→ **Work to be completed**:
The entries must be restated exactly as written.
++++ Records provided ++++
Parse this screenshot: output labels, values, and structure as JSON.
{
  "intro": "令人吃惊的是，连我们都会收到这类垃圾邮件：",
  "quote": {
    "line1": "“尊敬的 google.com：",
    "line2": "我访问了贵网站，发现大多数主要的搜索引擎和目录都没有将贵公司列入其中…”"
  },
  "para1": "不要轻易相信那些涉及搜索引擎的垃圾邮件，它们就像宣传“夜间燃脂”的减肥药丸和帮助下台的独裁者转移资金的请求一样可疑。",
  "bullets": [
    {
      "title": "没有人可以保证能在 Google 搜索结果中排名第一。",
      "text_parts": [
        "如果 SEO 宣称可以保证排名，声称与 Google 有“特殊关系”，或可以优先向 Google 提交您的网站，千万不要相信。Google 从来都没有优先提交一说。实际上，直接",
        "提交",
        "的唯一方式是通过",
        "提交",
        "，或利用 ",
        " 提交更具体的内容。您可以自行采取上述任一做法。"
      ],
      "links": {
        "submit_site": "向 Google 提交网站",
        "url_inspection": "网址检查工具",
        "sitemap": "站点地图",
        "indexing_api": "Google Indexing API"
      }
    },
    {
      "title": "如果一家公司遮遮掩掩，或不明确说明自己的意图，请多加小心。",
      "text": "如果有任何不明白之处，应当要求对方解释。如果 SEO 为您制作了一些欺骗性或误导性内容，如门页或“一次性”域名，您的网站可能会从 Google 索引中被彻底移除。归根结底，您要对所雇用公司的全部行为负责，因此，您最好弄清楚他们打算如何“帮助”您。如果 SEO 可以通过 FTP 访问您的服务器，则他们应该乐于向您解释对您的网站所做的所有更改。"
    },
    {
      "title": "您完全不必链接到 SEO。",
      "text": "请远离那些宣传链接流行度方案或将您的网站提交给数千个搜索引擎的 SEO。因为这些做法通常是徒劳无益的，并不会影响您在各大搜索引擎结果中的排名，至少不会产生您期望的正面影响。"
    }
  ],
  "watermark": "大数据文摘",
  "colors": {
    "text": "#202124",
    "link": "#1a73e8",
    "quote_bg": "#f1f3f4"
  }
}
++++
→ **Task result**:
Parse this screenshot: output labels, values, and structure as JSON.
{
  "intro": "令人吃惊的是，连我们都会收到这类垃圾邮件：",
  "quote": {
    "line1": "“尊敬的 google.com：",
    "line2": "我访问了贵网站，发现大多数主要的搜索引擎和目录都没有将贵公司列入其中…”"
  },
  "para1": "不要轻易相信那些涉及搜索引擎的垃圾邮件，它们就像宣传“夜间燃脂”的减肥药丸和帮助下台的独裁者转移资金的请求一样可疑。",
  "bullets": [
    {
      "title": "没有人可以保证能在 Google 搜索结果中排名第一。",
      "text_parts": [
        "如果 SEO 宣称可以保证排名，声称与 Google 有“特殊关系”，或可以优先向 Google 提交您的网站，千万不要相信。Google 从来都没有优先提交一说。实际上，直接",
        "提交",
        "的唯一方式是通过",
        "提交",
        "，或利用 ",
        " 提交更具体的内容。您可以自行采取上述任一做法。"
      ],
      "links": {
        "submit_site": "向 Google 提交网站",
        "url_inspection": "网址检查工具",
        "sitemap": "站点地图",
        "indexing_api": "Google Indexing API"
      }
    },
    {
      "title": "如果一家公司遮遮掩掩，或不明确说明自己的意图，请多加小心。",
      "text": "如果有任何不明白之处，应当要求对方解释。如果 SEO 为您制作了一些欺骗性或误导性内容，如门页或“一次性”域名，您的网站可能会从 Google 索引中被彻底移除。归根结底，您要对所雇用公司的全部行为负责，因此，您最好弄清楚他们打算如何“帮助”您。如果 SEO 可以通过 FTP 访问您的服务器，则他们应该乐于向您解释对您的网站所做的所有更改。"
    },
    {
      "title": "您完全不必链接到 SEO。",
      "text": "请远离那些宣传链接流行度方案或将您的网站提交给数千个搜索引擎的 SEO。因为这些做法通常是徒劳无益的，并不会影响您在各大搜索引擎结果中的排名，至少不会产生您期望的正面影响。"
    }
  ],
  "watermark": "大数据文摘",
  "colors": {
    "text": "#202124",
    "link": "#1a73e8",
    "quote_bg": "#f1f3f4"
  }
}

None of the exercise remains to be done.